    • Language constructs that allocate memory
    • Phobos functions that allocate GC memory
    • GC allocations via core.memory.GC
    Allocations made by other means will not be logged, including direct calls to the GC's C API.
Compile release version, which means not emitting run-time checks for contracts and asserts. Array bounds checking is not done for system and trusted functions, and assertion failures are undefined behaviour.
Revert language change identified by id
-revert=[h|help|? ]
List all revertable language changes
-run srcfile
Compile, link, and run the program srcfile with the rest of the command line, args..., as the arguments to the program. No .o or executable file is left behind.
Generate shared library
arch is the architecture: either x86, x64, x86_64 or x32, vendor is always ignored, but supported for easier interoperability, os is the operating system, this may have a trailing version number: freestanding for no operating system, darwin or osx for MacOS, dragonfly or dragonflybsd for DragonflyBSD, freebsd, openbsd, linux, solaris or windows for their respective operating systems. cenv is the C runtime environment and is optional: musl for musl-libc, msvc for the MSVC runtime, bionic for the Andriod libc, gnu or glibc for the GCC C runtime, newlib or uclibc for their respective C runtimes. ($ I cppenv) is the C++ runtime environment: clang for the LLVM C++ runtime, gcc for GCC's C++ runtime, msvc for microsoft's MSVC C++ runtime, sun for Sun's C++ runtime.
Show additional info about language change identified by id
-transition=[h|help|? ]
List all language changes
Compile in unittest code, turns on asserts, and sets the unittest version identifier
Enable verbose output for each compiler pass
List generated assembler for each function
Print character (column) numbers in diagnostics
-verror-style=[digitalmars|gnu ]
Set the style for file/line number annotations on compiler messages, where:
'file(line[,column]): message'. This is the default.
'file:line[:column]: message', conforming to the GNU standard used by gcc and clang.
Limit the number of supplemental messages for each error (0 means unlimited)
Limit the number of error/deprecation messages (0 means unlimited)
Show error messages with the context of the erroring source line
Show errors from speculative compiles such as __traits(compiles,...)
Print compiler version and exit
Compile in version level >= level
Compile in version identifier ident
List all gc allocations including hidden ones
  • default: Hidden for Windows targets without -shared, otherwise public
  • hidden: Only export symbols marked with 'export'
  • public: Export all symbols
List all variables going into thread local storage
-vtemplates=[list-instances ]
An optional argument determines extra diagnostics, where:
Also shows all instantiation contexts for each template.
Enable warnings
Enable informational warnings (i.e. compilation still proceeds normally)
Enable warnings about use of obsolete features that may be problematic (compilation still proceeds normally)
Generate JSON file
Write JSON file to filename
Pass driverflag to the linker driver ($CC or cc)
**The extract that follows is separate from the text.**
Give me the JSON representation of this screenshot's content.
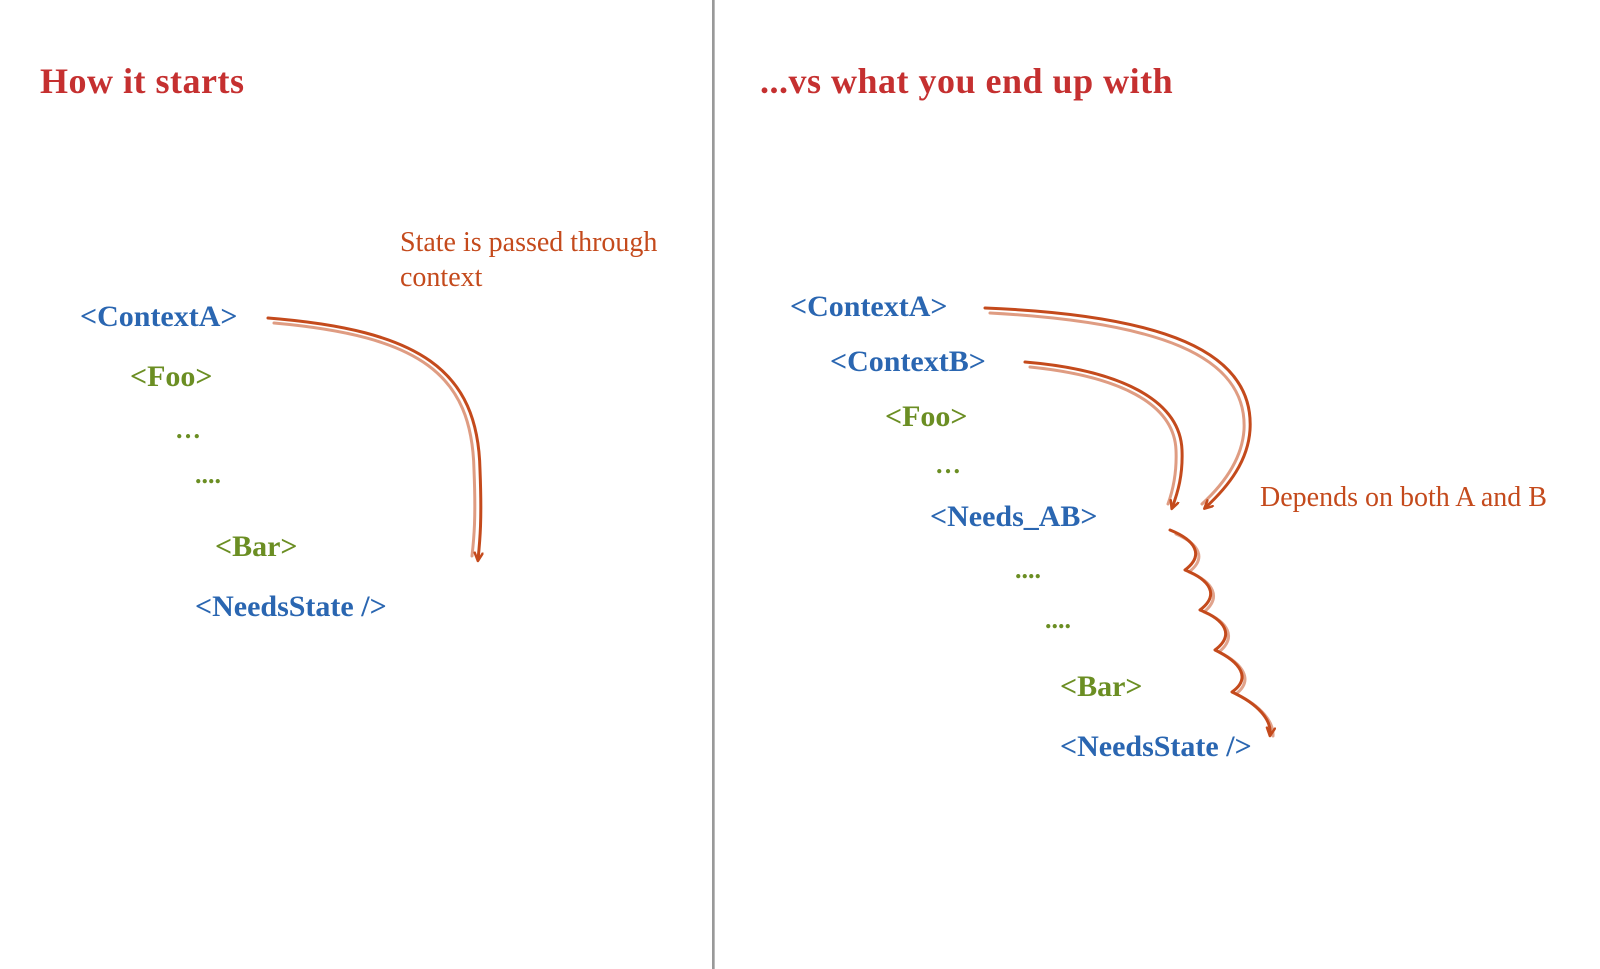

D runtime library source
D compiler front end source under dual (GPL and Artistic) license
Sample D programs
D symbol demangler
D manual lookup tool
D compiler executable
Global compiler settings (copy to /etc/dmd.conf)
D's package manager
ELF file dumper
D source code minimizer
ELF file disassembler
D build tool for script-like D code execution
Simple command line shell
D runtime library (copy to /usr/lib/libphobos2.a)
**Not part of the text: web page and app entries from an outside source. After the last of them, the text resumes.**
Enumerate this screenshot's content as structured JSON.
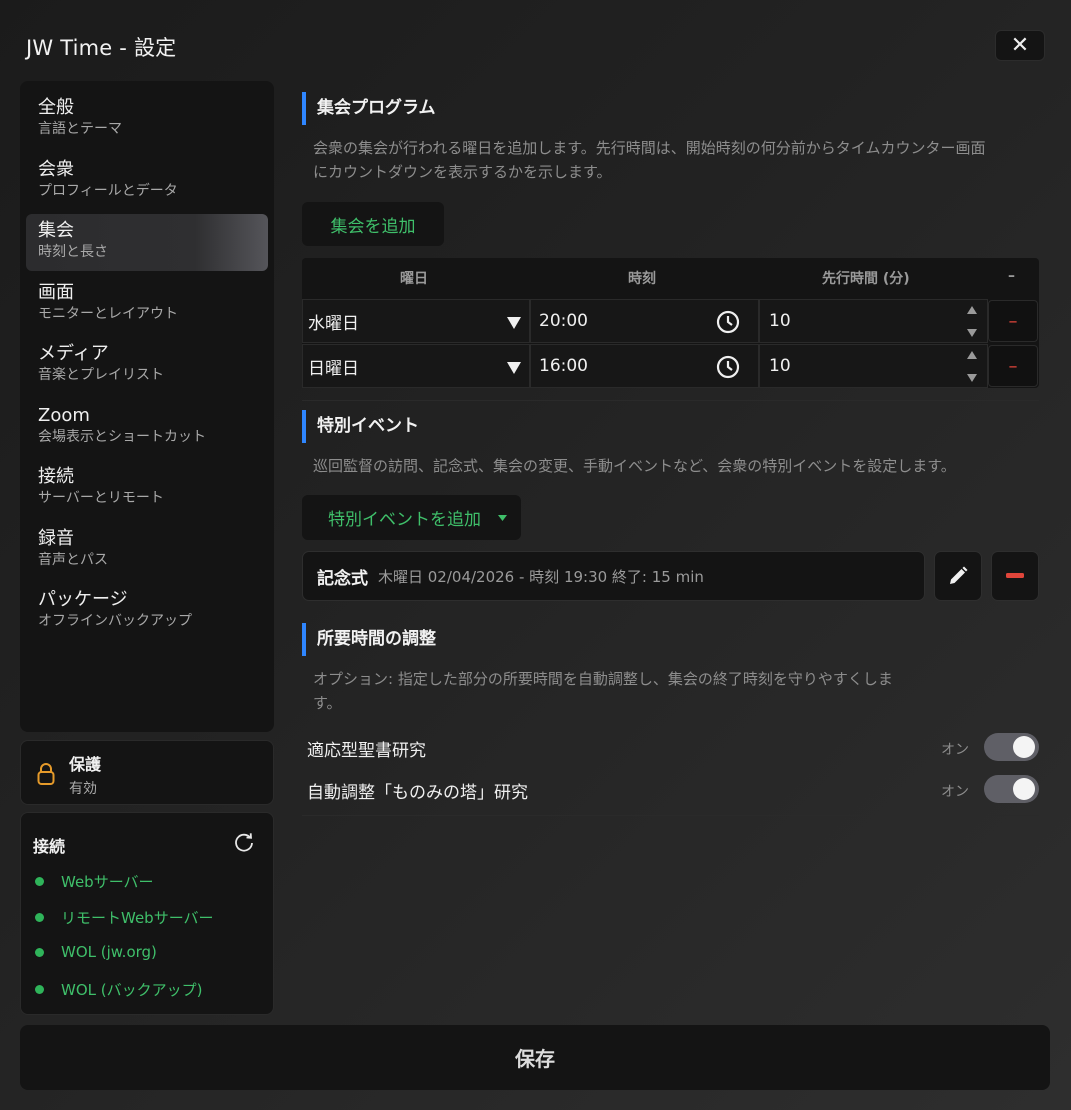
{
  "window": {
    "title": "JW Time - 設定",
    "close_glyph": "✕"
  },
  "sidebar": {
    "items": [
      {
        "label": "全般",
        "sub": "言語とテーマ"
      },
      {
        "label": "会衆",
        "sub": "プロフィールとデータ"
      },
      {
        "label": "集会",
        "sub": "時刻と長さ",
        "active": true
      },
      {
        "label": "画面",
        "sub": "モニターとレイアウト"
      },
      {
        "label": "メディア",
        "sub": "音楽とプレイリスト"
      },
      {
        "label": "Zoom",
        "sub": "会場表示とショートカット"
      },
      {
        "label": "接続",
        "sub": "サーバーとリモート"
      },
      {
        "label": "録音",
        "sub": "音声とパス"
      },
      {
        "label": "パッケージ",
        "sub": "オフラインバックアップ"
      }
    ]
  },
  "protection": {
    "title": "保護",
    "status": "有効",
    "icon": "lock-icon"
  },
  "connection": {
    "title": "接続",
    "items": [
      "Webサーバー",
      "リモートWebサーバー",
      "WOL (jw.org)",
      "WOL (バックアップ)"
    ],
    "status_color": "#2fb45a"
  },
  "meetings": {
    "heading": "集会プログラム",
    "desc_line1": "会衆の集会が行われる曜日を追加します。先行時間は、開始時刻の何分前からタイムカウンター画面",
    "desc_line2": "にカウントダウンを表示するかを示します。",
    "add_label": "集会を追加",
    "columns": {
      "day": "曜日",
      "time": "時刻",
      "lead": "先行時間 (分)",
      "remove": "–"
    },
    "rows": [
      {
        "day": "水曜日",
        "time": "20:00",
        "lead": "10",
        "remove": "–"
      },
      {
        "day": "日曜日",
        "time": "16:00",
        "lead": "10",
        "remove": "–"
      }
    ]
  },
  "events": {
    "heading": "特別イベント",
    "desc": "巡回監督の訪問、記念式、集会の変更、手動イベントなど、会衆の特別イベントを設定します。",
    "add_label": "特別イベントを追加",
    "items": [
      {
        "name": "記念式",
        "detail": "木曜日 02/04/2026 - 時刻 19:30 終了: 15 min"
      }
    ]
  },
  "duration": {
    "heading": "所要時間の調整",
    "desc_line1": "オプション: 指定した部分の所要時間を自動調整し、集会の終了時刻を守りやすくしま",
    "desc_line2": "す。",
    "toggles": [
      {
        "label": "適応型聖書研究",
        "state": "オン",
        "on": true
      },
      {
        "label": "自動調整「ものみの塔」研究",
        "state": "オン",
        "on": true
      }
    ]
  },
  "footer": {
    "save_label": "保存"
  },
  "colors": {
    "accent": "#2f86ff",
    "green": "#3fbf6a",
    "danger": "#e0453a"
  }
}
Linking is done directly by the dmd compiler after a successful compile. To prevent dmd from running the linker, use the -c switch.

The actual linking is done by running gcc. This ensures compatibility with modules compiled with gcc.

Environment Variables

The D compiler dmd uses the following environment variables:

dmd normally runs the linker by looking for gcc along the PATH. To use a specific linker instead, set the CC environment variable to it. For example:
set CC=gcc
This sets the browser used to open the manual page with the -man switch. It defaults to x-www-browser.
The value of DFLAGS is treated as if it were appended to the command line to dmd.

dmd.conf Initialization File

The dmd file dmd.conf is the same as sc.ini for Windows, it's just that the file has a different name, enabling a setup common to both Windows and this system to be created without having to re-edit the file.

dmd will look for the initialization file dmd.conf in the following sequence of directories:

  1. current working directory
  2. directory specified by the HOME environment variable
  3. as dotfile .dmd.conf in the directory specified by the HOME environment variable
  4. directory dmd resides in
  5. /etc/

If found, environment variable settings in the file will override any existing settings. This is handy to make dmd independent of programs with conflicting use of environment variables.

Environment variables follow the [Environment] section heading, in NAME=value pairs. The NAMEs are treated as upper case. Comments are lines that start with ;. For example:

; dmd.conf file for dmd
; Names enclosed by %% are searched for in the existing environment
; and inserted. The special name %@P% is replaced with the path
; to this file.

DFLAGS=-I%@P%/../src/phobos -I%@P%/../src/druntime/import

Differences between Windows and Linux versions

D Interface Files

When an import declaration is processed in a D source file, the compiler searches for the D source file corresponding to the import, and processes that source file to extract the information needed from it. Alternatively, the compiler can instead look for a corresponding D interface file. A D interface file contains only what an import of the module needs, rather than the whole implementation of that module.

The advantages of using a D interface file for imports rather than a D source file are:

D interface files can be created by the compiler from a D source file by using the -H switch to the compiler. D interface files have the .di file extension. When the compiler resolves an import declaration, it first looks for a .di D interface file, then it looks for a D source file.

D interface files bear some analogous similarities to C++ header files. But they are not required in the way that C++ header files are, and they are not part of the D language. They are a feature of the compiler, and serve only as an optimization of the build process.

Building Executables

dmd can build an executable much faster if as many of the source files as possible are put on the command line.

Another advantage to putting multiple source files on the same invocation of dmd is that dmd will be able to do some level of cross-module optimizations, such as function inlining across modules.

The -i flag can be used to automatically compile imported modules

Building Libraries

There are three ways to build a library. For example, given foo.d and bar.d which are to be compiled, and existing object file abc.o and existing library def.a which are all to be combined into a library foo.a:

  1. Compile modules separately and then run the librarian on them:
    dmd -c foo.d
    dmd -c bar.d
    rm -f foo.a
    ar -r foo.a foo.o bar.o abc.o def.a
    rm foo.o bar.o
    This option is typical when using a makefile to avoid compiling modules that have already been compiled.
  2. Compile modules together and then run the librarian on them:
    dmd -c foo.d bar.d
    rm -f foo.a
    ar -r foo.a foo.o bar.o abc.o def.a
    rm foo.o bar.o
  3. Use dmd to compile and build library in one operation:
    dmd -lib foo.d bar.d abc.o def.a
    No object files are written to disk, it's all done in memory. Using -lib also has the advantage that modules may be compiled into multiple object files rather than exactly one per module. This improves granularity of the library without having to break up the modules.

Compiling dmd

Complete source code is provided to build the compiler. Follow these steps:

cd ~/dmd2/src/dmd
make -f posix.mak

Compiling Phobos

Complete source code is provided to build Phobos, the D runtime library. Follow these steps:

cd ../phobos
make -f posix.mak